Mary Tutwiler

Acadian Journal, part 3

by Mary Tutwiler

I can understand why the Cajuns still long for the lost paradise of Acadie. The Acadian Peninsula is a beautiful place - forests of spruce and larch, meadows filled with wildflowers, and the wide coastal rivers and bays that cut through the landscape. Houses are small, lawns neat, and just like in Acadiana, boats are parked in the yard. The work here in the past was mostly farming and fishing, and judging by the fleet of lobster and crab boats in every working harbor, it still is that way.

Our first stop this morning was a visit to the New Brunswick Aquarium and Marine Center. Harbor seals circle the pool, doing tricks for mackerel heads, but the best entertainment was Bob Moore of KLFY-TV 10, attempting to do his "get some rice" routine with two unsuspecting aquarium guides and a Royal Blue lobster from the rare species tank. You'll have to watch Passe Partout next week to catch the spot. After that, naturally, we had a lunch of lobster rolls.

Trippy priests were next on the agenda. In 1968, Father Gerard D'Astous, the priest at Eglise Saint-Cecile, had a vision that he should decorate the inside of his large, wooden, 1931 church. He must have been dreaming of tangerine trees and marmalade skies. While Fr. D'Astous had never painted anything before, the next thing anybody knew, he had bought out the hardware store of aqua, orange, and yellow spray paint and began striping the walls. When he got to the ceiling, he conceived that the souls of his parishioners who had passed away should be represented by pink crosses. Above the choir, he painted dainty birthday cakes on the ceiling; the front of the choir rail is lit with lots of glowing candles. It's a happy happy church, recognized, after some indignation from his congregation, as a masterpiece of folk art.

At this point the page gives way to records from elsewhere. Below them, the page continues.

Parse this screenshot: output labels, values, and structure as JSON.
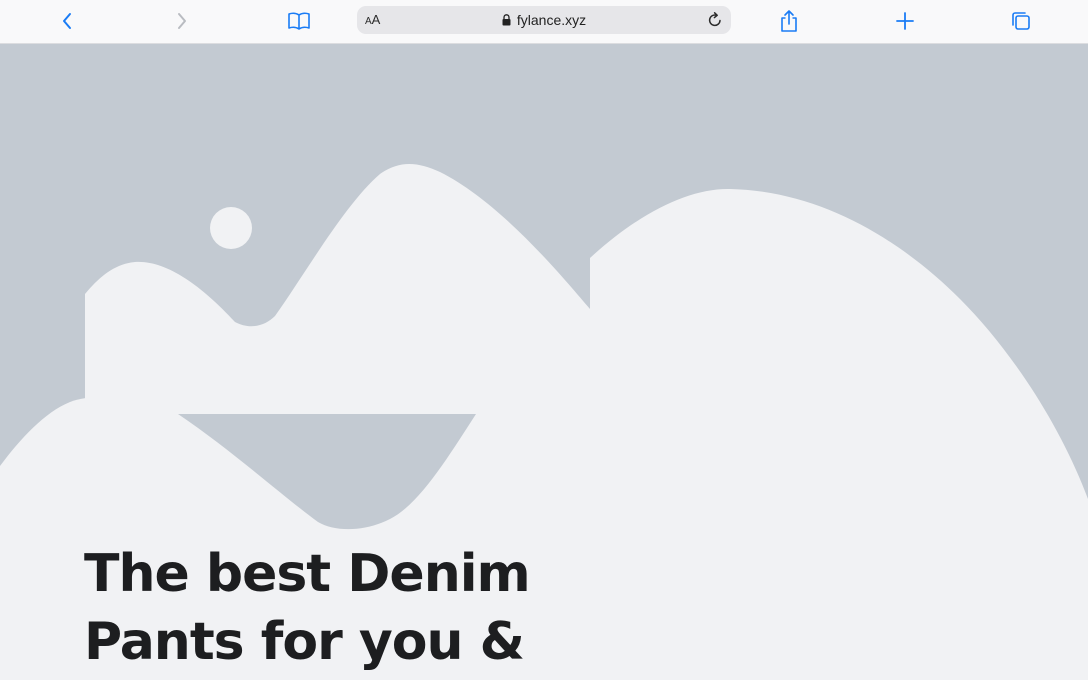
{
  "browser": {
    "back_icon": "chevron-left-icon",
    "forward_icon": "chevron-right-icon",
    "bookmarks_icon": "open-book-icon",
    "reader_label_small": "A",
    "reader_label_large": "A",
    "lock_icon": "lock-icon",
    "url": "fylance.xyz",
    "reload_icon": "reload-icon",
    "share_icon": "share-icon",
    "new_tab_icon": "plus-icon",
    "tabs_icon": "tabs-overview-icon",
    "accent_color": "#1a7cf5"
  },
  "hero": {
    "image_placeholder": "image-placeholder-illustration",
    "background_color": "#c3cad2",
    "shape_color": "#f1f2f4",
    "headline_line1": "The best Denim",
    "headline_line2": "Pants for you &"
  }
}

The second church we entered held a different kind of awe for the Acadians. Zachary Richard is in town, and he was performing at a fund raiser in the village of Tracadie. Under a nave as lofty as St. John's in Lafayette, Richard crooned ballads like "Cape Enrage" and "Au bord du Lac Bijou." The audience knew every word of every song. The church was packed, standing room only. There was a vibrant communion between audience and singer, a deep understanding of the sorrows of the past, combined with a sense of beauty and joy in their shared heritage. As often as I've seen Richard perform in Lafayette, I've never understood the passion behind his songs as strongly as I did last night.